So what is MongoDB and how is it used in my architecture?  Well for starters, MongoDB is a document based NoSQL database that stores data as JSON in flat files instead of a table like in a standard RDBMS.  MongoDB is fast, lightweight, and works really nicely with PHP and JavaScript.  In my architecture I am using MongoDB as a secondary data store that holds only my users and articles nodes to be read and served to the read-only routes in Node.js.  Every time an article or user is updated, created, or deleted in Drupal a custom hook is triggered and the data is also mapped and sent to MongoDB to also be updated.  Therefore by the time the data is in MongoDB nothing more has to happen with it, all Node.js has to do is read it and serve it.  

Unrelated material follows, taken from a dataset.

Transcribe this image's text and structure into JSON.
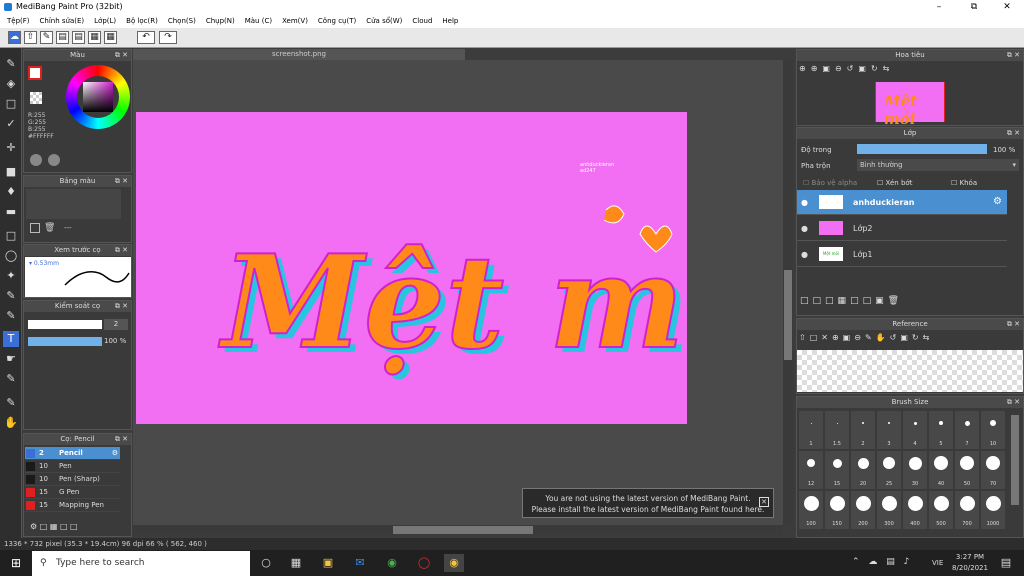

So you may be asking yourself, why MongoDB?  Why not just tap right into MySQL?  This is a good question and one I pondered for awhile before deciding on MongoDB.  There were two deciding reasons that really made me choose MongoDB instead of MySQL.  Number one is the data in MySQL is specifically designed for use with Drupal.  There are many extra fields that exist on a node object that I would not need to be served to a web service route.  If I setup a Node.js application and read data straight form MySQL I would have had to perform a lot of data manipulation in a non-PHP environment to get that data the way I wanted it to be served in our web service, doing this would have majorly impacted the performance of the web service.  In writing data from Drupal to MongoDB I still need to perform some data mapping before the data goes into MongoDB, but at least at this point I have access to Drupal functions that can help me out along the way.  

Number two, MongoDB and Node.js work really nicely together.  Using Mongoose in Node.js, I could create my data models and then very simply query data in MongoDB from Node.js and serve it directly on my web service.  Performing this operation is extremely fast an lightweight, I could not believe it when I seen the load times coming through at 30ms and 50ms.


So what is Node.js and how specifically is it used in my architecture?  First of all, Node.js is a scalable networking platform built on top of Chrome's JavaScript runtime that allows users to build applications using server side JavaScript.  Think of C#, Python, or PHP development, but instead you are writing your server side code with JavaScript.  So how is Node.js used in my architecture?  Node.js is used as the web service platform in my architecture - serving read-only request.  The write request in my architecture will be handled strictly by Drupal, but will only make up a small percentage of the total amount of requests.  The read-only requests will greatly outnumber the write requests so I needed my own engine to serve this content and Node.js is what I decided upon.  I ended up choosing Node.js for a couple of reasons, one of them being is that Node.js is very lightweight and very fast.  At the end of the day, all I really need from Node.js is to take the data in MongoDB and serve it on a requested route, so it made sense to choose something that is lightweight and fast to perform this action.  Another reason I chose Node.js is because it works really nicely with MongoDB and extracting data from MongoDB using Mongoose is extremely simple and fast.  Choosing Node.js was not something that came right away.  I was not convinced that Node.js could get me anything that PHP, Python, or Java could not with a little tweaking, so we will see how this decision holds up with time and I will let you know what I find out. 

Code Example

So now that I have explained my theory in using Drupal as part of this detachment architecture, now I will demonstrate my code.  In the next part to this blog post I will demonstrate how to get MongoDB setup and working with Drupal, then in the last part I will demonstrate how to get Node.js working with MongoDB on an isolated server.

Please let me know if you have any thoughts, questions, or concerns.

Member for

3 years 9 months
Matt Eaton

Long time mobile team lead with a love for network engineering, security, IoT, oss, writing, wireless, and mobile.  Avid runner and determined health nut living in the greater Chicagoland area.